I am Big, I am Mike
Yes, this is to meter for exposure. A palm is about one stop brighter than 18% grey...so you would meter off of the palm, then add one stop, then fire away.This is to meter for exposure, correct?
So, in terms a simpleton would understand:
1. Arrange the subject (human) in the pose/composition you want.
2. Have them show you their palm.
3. Set the shutter speed and aperture in a way that indicates a correct exposure.
4. Step back and fire away, using these same settings.
No, this can work anytime. If you are taking a landscape shot, you can meter off of your own hand, add one stop, then take your shot. You are essentially measuring the light, (not the subject) if the exposure is correct for the light, it doesn't matter if it's a person or a landscape etc.I assume this method is only for taking shots of people?
Of course, you (as the photographer) have creative control and can over or underexpose as you see fit. That's why I don't get too caught up in metering...especially with digital. If I want more detail in the shadows, I'll expose for that. If I don't want to blow the highlights, then I'll expose for that.

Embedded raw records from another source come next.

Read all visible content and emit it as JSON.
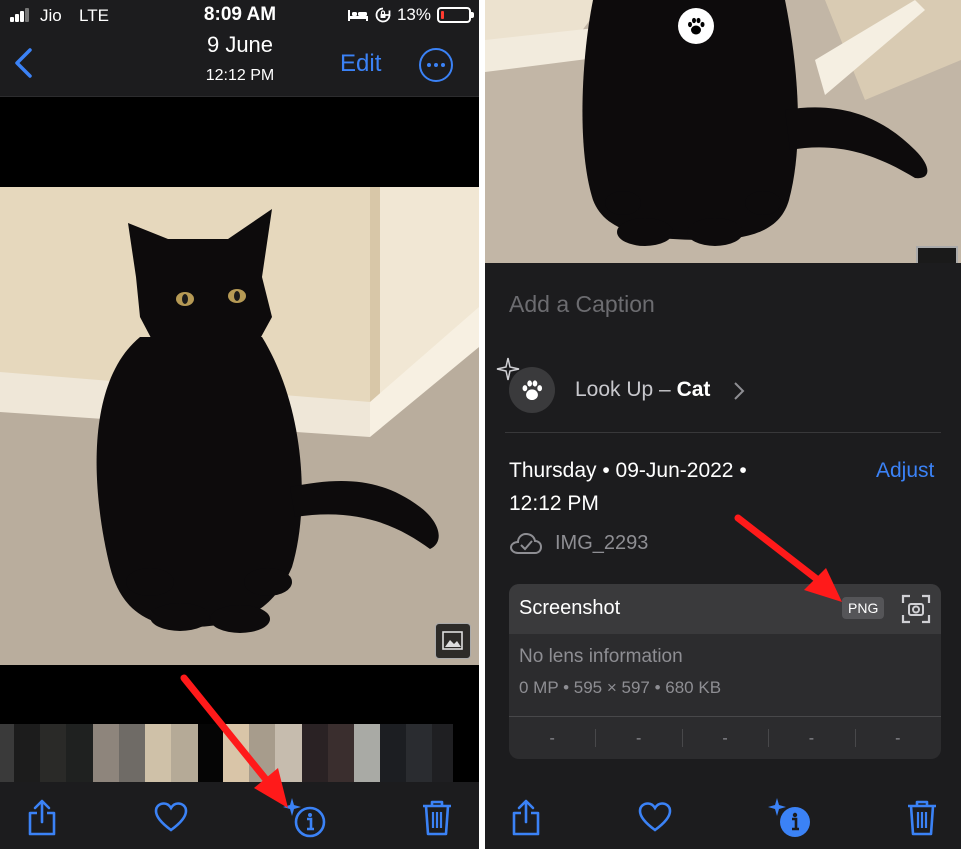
{
  "left": {
    "status_bar": {
      "carrier": "Jio",
      "network": "LTE",
      "time": "8:09 AM",
      "battery": "13%",
      "battery_level": 0.13,
      "icons": [
        "signal-icon",
        "bed-icon",
        "orientation-lock-icon",
        "battery-icon"
      ]
    },
    "nav": {
      "date": "9 June",
      "time": "12:12 PM",
      "edit_label": "Edit",
      "back_icon": "chevron-left-icon",
      "more_icon": "more-icon"
    },
    "toolbar": {
      "icons": [
        "share-icon",
        "heart-icon",
        "info-sparkle-icon",
        "trash-icon"
      ]
    }
  },
  "right": {
    "caption_placeholder": "Add a Caption",
    "lookup": {
      "prefix": "Look Up – ",
      "subject": "Cat"
    },
    "date_line1": "Thursday • 09-Jun-2022 •",
    "date_line2": "12:12 PM",
    "adjust_label": "Adjust",
    "filename": "IMG_2293",
    "metadata": {
      "title": "Screenshot",
      "format": "PNG",
      "lens_info": "No lens information",
      "specs": "0 MP • 595 × 597 • 680 KB",
      "exif": [
        "-",
        "-",
        "-",
        "-",
        "-"
      ]
    },
    "toolbar": {
      "icons": [
        "share-icon",
        "heart-icon",
        "info-filled-icon",
        "trash-icon"
      ]
    }
  },
  "colors": {
    "accent": "#3b82f6",
    "background": "#000000",
    "panel": "#1c1c1e",
    "annotation": "#ff1a1a",
    "battery_low": "#ff3b30"
  }
}
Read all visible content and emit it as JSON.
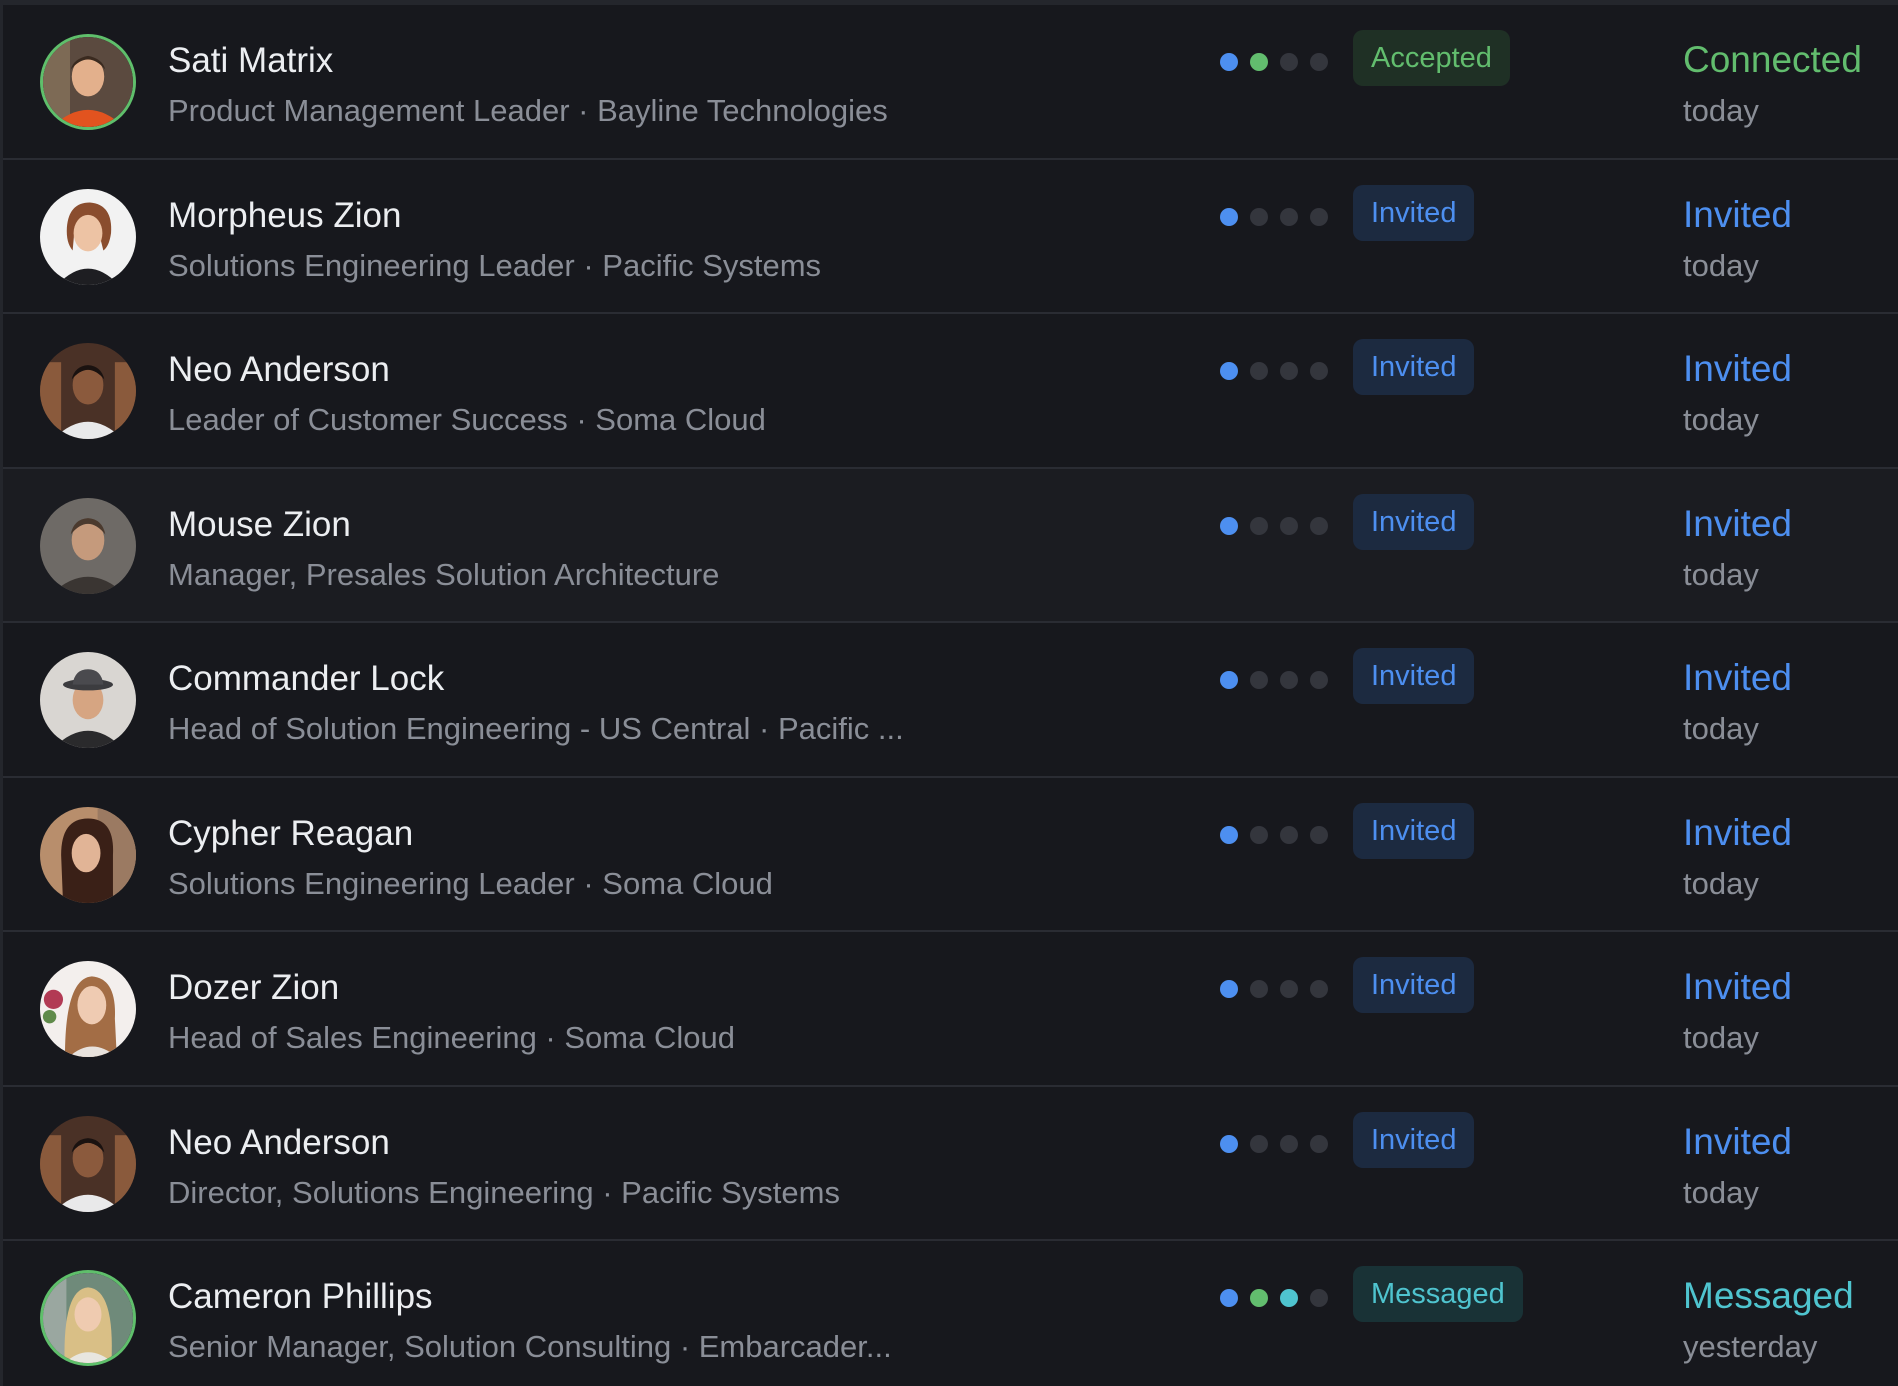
{
  "colors": {
    "background": "#17181d",
    "blue": "#4d8ff0",
    "green": "#62bd6e",
    "teal": "#4fc4cf",
    "dot_inactive": "#34363d",
    "muted_text": "#8a8e97"
  },
  "contacts": [
    {
      "name": "Sati Matrix",
      "subtitle": "Product Management Leader · Bayline Technologies",
      "badge": "Accepted",
      "status": "Connected",
      "when": "today",
      "avatar_icon": "avatar-photo-man-orange-sweater",
      "progress_dots": [
        "blue",
        "green",
        "inactive",
        "inactive"
      ]
    },
    {
      "name": "Morpheus Zion",
      "subtitle": "Solutions Engineering Leader · Pacific Systems",
      "badge": "Invited",
      "status": "Invited",
      "when": "today",
      "avatar_icon": "avatar-photo-woman-white-background",
      "progress_dots": [
        "blue",
        "inactive",
        "inactive",
        "inactive"
      ]
    },
    {
      "name": "Neo Anderson",
      "subtitle": "Leader of Customer Success · Soma Cloud",
      "badge": "Invited",
      "status": "Invited",
      "when": "today",
      "avatar_icon": "avatar-photo-man-white-shirt",
      "progress_dots": [
        "blue",
        "inactive",
        "inactive",
        "inactive"
      ]
    },
    {
      "name": "Mouse Zion",
      "subtitle": "Manager, Presales Solution Architecture",
      "badge": "Invited",
      "status": "Invited",
      "when": "today",
      "avatar_icon": "avatar-photo-man-grey",
      "progress_dots": [
        "blue",
        "inactive",
        "inactive",
        "inactive"
      ]
    },
    {
      "name": "Commander Lock",
      "subtitle": "Head of Solution Engineering - US Central · Pacific ...",
      "badge": "Invited",
      "status": "Invited",
      "when": "today",
      "avatar_icon": "avatar-photo-man-hat",
      "progress_dots": [
        "blue",
        "inactive",
        "inactive",
        "inactive"
      ]
    },
    {
      "name": "Cypher Reagan",
      "subtitle": "Solutions Engineering Leader · Soma Cloud",
      "badge": "Invited",
      "status": "Invited",
      "when": "today",
      "avatar_icon": "avatar-photo-woman-dark-hair",
      "progress_dots": [
        "blue",
        "inactive",
        "inactive",
        "inactive"
      ]
    },
    {
      "name": "Dozer Zion",
      "subtitle": "Head of Sales Engineering · Soma Cloud",
      "badge": "Invited",
      "status": "Invited",
      "when": "today",
      "avatar_icon": "avatar-photo-woman-flowers",
      "progress_dots": [
        "blue",
        "inactive",
        "inactive",
        "inactive"
      ]
    },
    {
      "name": "Neo Anderson",
      "subtitle": "Director, Solutions Engineering · Pacific Systems",
      "badge": "Invited",
      "status": "Invited",
      "when": "today",
      "avatar_icon": "avatar-photo-man-white-shirt",
      "progress_dots": [
        "blue",
        "inactive",
        "inactive",
        "inactive"
      ]
    },
    {
      "name": "Cameron Phillips",
      "subtitle": "Senior Manager, Solution Consulting · Embarcader...",
      "badge": "Messaged",
      "status": "Messaged",
      "when": "yesterday",
      "avatar_icon": "avatar-photo-woman-blonde",
      "progress_dots": [
        "blue",
        "green",
        "teal",
        "inactive"
      ]
    }
  ]
}
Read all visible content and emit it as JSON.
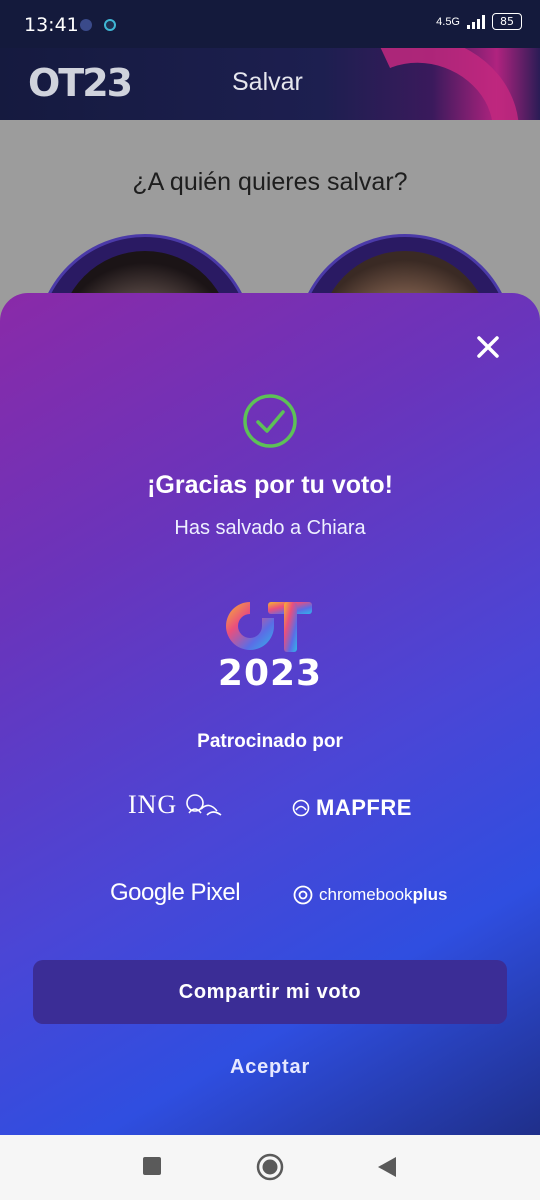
{
  "status_bar": {
    "time": "13:41",
    "network": "4.5G",
    "battery": "85"
  },
  "app_bar": {
    "logo": "OT23",
    "title": "Salvar"
  },
  "background": {
    "question": "¿A quién quieres salvar?"
  },
  "dialog": {
    "thanks": "¡Gracias por tu voto!",
    "saved_text": "Has salvado a Chiara",
    "year": "2023",
    "sponsored_label": "Patrocinado por",
    "sponsors": {
      "ing": "ING",
      "mapfre": "MAPFRE",
      "google": "Google Pixel",
      "chromebook": "chromebook",
      "chromebook_plus": "plus"
    },
    "share_button": "Compartir mi voto",
    "accept_button": "Aceptar"
  },
  "colors": {
    "accent_check": "#5dc157",
    "sheet_start": "#8a2aa8",
    "sheet_end": "#2f4ee0",
    "share_button": "#3b2d96"
  },
  "icons": [
    "close-icon",
    "check-circle-icon",
    "ing-lion-icon",
    "mapfre-icon",
    "chrome-icon",
    "nav-recents-icon",
    "nav-home-icon",
    "nav-back-icon"
  ]
}
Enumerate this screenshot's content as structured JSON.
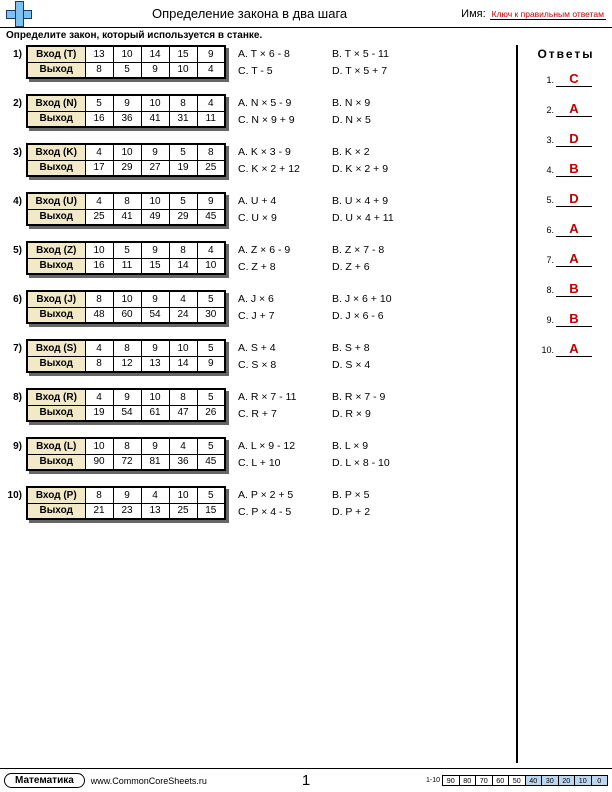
{
  "header": {
    "title": "Определение закона в два шага",
    "name_label": "Имя:",
    "answer_key_text": "Ключ к правильным ответам"
  },
  "instruction": "Определите закон, который используется в станке.",
  "answers_title": "Ответы",
  "problems": [
    {
      "num": "1)",
      "var": "T",
      "in_label": "Вход (T)",
      "out_label": "Выход",
      "in": [
        13,
        10,
        14,
        15,
        9
      ],
      "out": [
        8,
        5,
        9,
        10,
        4
      ],
      "opts": [
        "A. T × 6 - 8",
        "B. T × 5 - 11",
        "C. T - 5",
        "D. T × 5 + 7"
      ]
    },
    {
      "num": "2)",
      "var": "N",
      "in_label": "Вход (N)",
      "out_label": "Выход",
      "in": [
        5,
        9,
        10,
        8,
        4
      ],
      "out": [
        16,
        36,
        41,
        31,
        11
      ],
      "opts": [
        "A. N × 5 - 9",
        "B. N × 9",
        "C. N × 9 + 9",
        "D. N × 5"
      ]
    },
    {
      "num": "3)",
      "var": "K",
      "in_label": "Вход (K)",
      "out_label": "Выход",
      "in": [
        4,
        10,
        9,
        5,
        8
      ],
      "out": [
        17,
        29,
        27,
        19,
        25
      ],
      "opts": [
        "A. K × 3 - 9",
        "B. K × 2",
        "C. K × 2 + 12",
        "D. K × 2 + 9"
      ]
    },
    {
      "num": "4)",
      "var": "U",
      "in_label": "Вход (U)",
      "out_label": "Выход",
      "in": [
        4,
        8,
        10,
        5,
        9
      ],
      "out": [
        25,
        41,
        49,
        29,
        45
      ],
      "opts": [
        "A. U + 4",
        "B. U × 4 + 9",
        "C. U × 9",
        "D. U × 4 + 11"
      ]
    },
    {
      "num": "5)",
      "var": "Z",
      "in_label": "Вход (Z)",
      "out_label": "Выход",
      "in": [
        10,
        5,
        9,
        8,
        4
      ],
      "out": [
        16,
        11,
        15,
        14,
        10
      ],
      "opts": [
        "A. Z × 6 - 9",
        "B. Z × 7 - 8",
        "C. Z + 8",
        "D. Z + 6"
      ]
    },
    {
      "num": "6)",
      "var": "J",
      "in_label": "Вход (J)",
      "out_label": "Выход",
      "in": [
        8,
        10,
        9,
        4,
        5
      ],
      "out": [
        48,
        60,
        54,
        24,
        30
      ],
      "opts": [
        "A. J × 6",
        "B. J × 6 + 10",
        "C. J + 7",
        "D. J × 6 - 6"
      ]
    },
    {
      "num": "7)",
      "var": "S",
      "in_label": "Вход (S)",
      "out_label": "Выход",
      "in": [
        4,
        8,
        9,
        10,
        5
      ],
      "out": [
        8,
        12,
        13,
        14,
        9
      ],
      "opts": [
        "A. S + 4",
        "B. S + 8",
        "C. S × 8",
        "D. S × 4"
      ]
    },
    {
      "num": "8)",
      "var": "R",
      "in_label": "Вход (R)",
      "out_label": "Выход",
      "in": [
        4,
        9,
        10,
        8,
        5
      ],
      "out": [
        19,
        54,
        61,
        47,
        26
      ],
      "opts": [
        "A. R × 7 - 11",
        "B. R × 7 - 9",
        "C. R + 7",
        "D. R × 9"
      ]
    },
    {
      "num": "9)",
      "var": "L",
      "in_label": "Вход (L)",
      "out_label": "Выход",
      "in": [
        10,
        8,
        9,
        4,
        5
      ],
      "out": [
        90,
        72,
        81,
        36,
        45
      ],
      "opts": [
        "A. L × 9 - 12",
        "B. L × 9",
        "C. L + 10",
        "D. L × 8 - 10"
      ]
    },
    {
      "num": "10)",
      "var": "P",
      "in_label": "Вход (P)",
      "out_label": "Выход",
      "in": [
        8,
        9,
        4,
        10,
        5
      ],
      "out": [
        21,
        23,
        13,
        25,
        15
      ],
      "opts": [
        "A. P × 2 + 5",
        "B. P × 5",
        "C. P × 4 - 5",
        "D. P + 2"
      ]
    }
  ],
  "answers": [
    "C",
    "A",
    "D",
    "B",
    "D",
    "A",
    "A",
    "B",
    "B",
    "A"
  ],
  "footer": {
    "subject": "Математика",
    "url": "www.CommonCoreSheets.ru",
    "page": "1",
    "score_label": "1-10",
    "score_top": [
      "90",
      "80",
      "70",
      "60",
      "50",
      "40",
      "30",
      "20",
      "10",
      "0"
    ]
  }
}
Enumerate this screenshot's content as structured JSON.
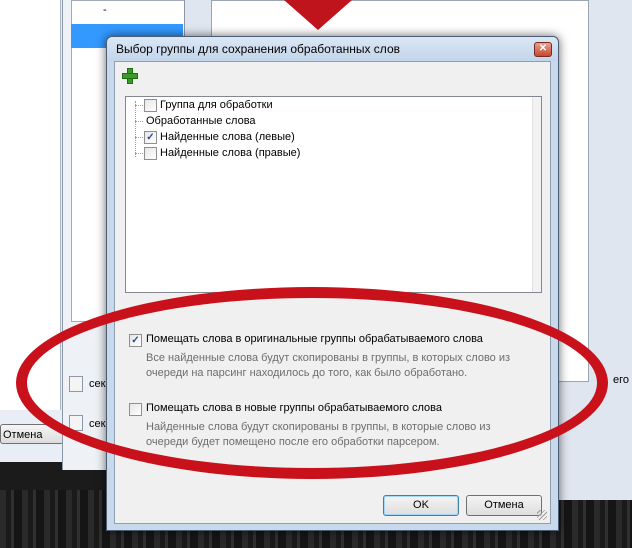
{
  "background": {
    "dash": "-",
    "left_button": "Отмена",
    "sec_label_1": "сек",
    "sec_label_2": "сек",
    "right_fragment": "его",
    "annotation_color": "#c8111b"
  },
  "dialog": {
    "title": "Выбор группы для сохранения обработанных слов",
    "close_glyph": "✕",
    "add_icon": "green-plus-icon",
    "tree": [
      {
        "label": "Группа для обработки",
        "checked": false
      },
      {
        "label": "Обработанные слова",
        "checked": null
      },
      {
        "label": "Найденные слова (левые)",
        "checked": true
      },
      {
        "label": "Найденные слова (правые)",
        "checked": false
      }
    ],
    "option1": {
      "checked": true,
      "label": "Помещать слова в оригинальные группы обрабатываемого слова",
      "description": "Все найденные слова будут скопированы в группы, в которых слово из очереди на парсинг находилось до того, как было обработано."
    },
    "option2": {
      "checked": false,
      "label": "Помещать слова в новые группы обрабатываемого слова",
      "description": "Найденные слова будут скопированы в группы, в которые слово из очереди будет помещено после его обработки парсером."
    },
    "ok_label": "OK",
    "cancel_label": "Отмена"
  }
}
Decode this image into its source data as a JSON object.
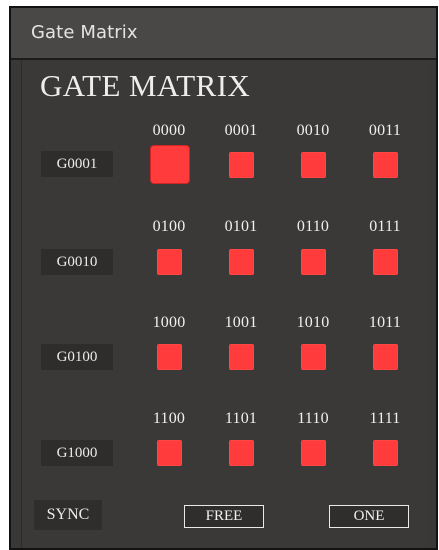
{
  "window": {
    "title": "Gate Matrix"
  },
  "panel": {
    "heading": "GATE MATRIX"
  },
  "rows": [
    {
      "gate": "G0001",
      "codes": [
        "0000",
        "0001",
        "0010",
        "0011"
      ]
    },
    {
      "gate": "G0010",
      "codes": [
        "0100",
        "0101",
        "0110",
        "0111"
      ]
    },
    {
      "gate": "G0100",
      "codes": [
        "1000",
        "1001",
        "1010",
        "1011"
      ]
    },
    {
      "gate": "G1000",
      "codes": [
        "1100",
        "1101",
        "1110",
        "1111"
      ]
    }
  ],
  "footer": {
    "sync_label": "SYNC",
    "free_label": "FREE",
    "one_label": "ONE"
  },
  "colors": {
    "pad": "#ff3b3b",
    "background": "#3b3937"
  }
}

Normally, I try to 'expose to the right', which is to get the shot as bright as possible but without blowing the highlights. Some cameras, (Canon 40D/50D) for example, have a 'highlight tone priority' which actually set the exposure to do just that.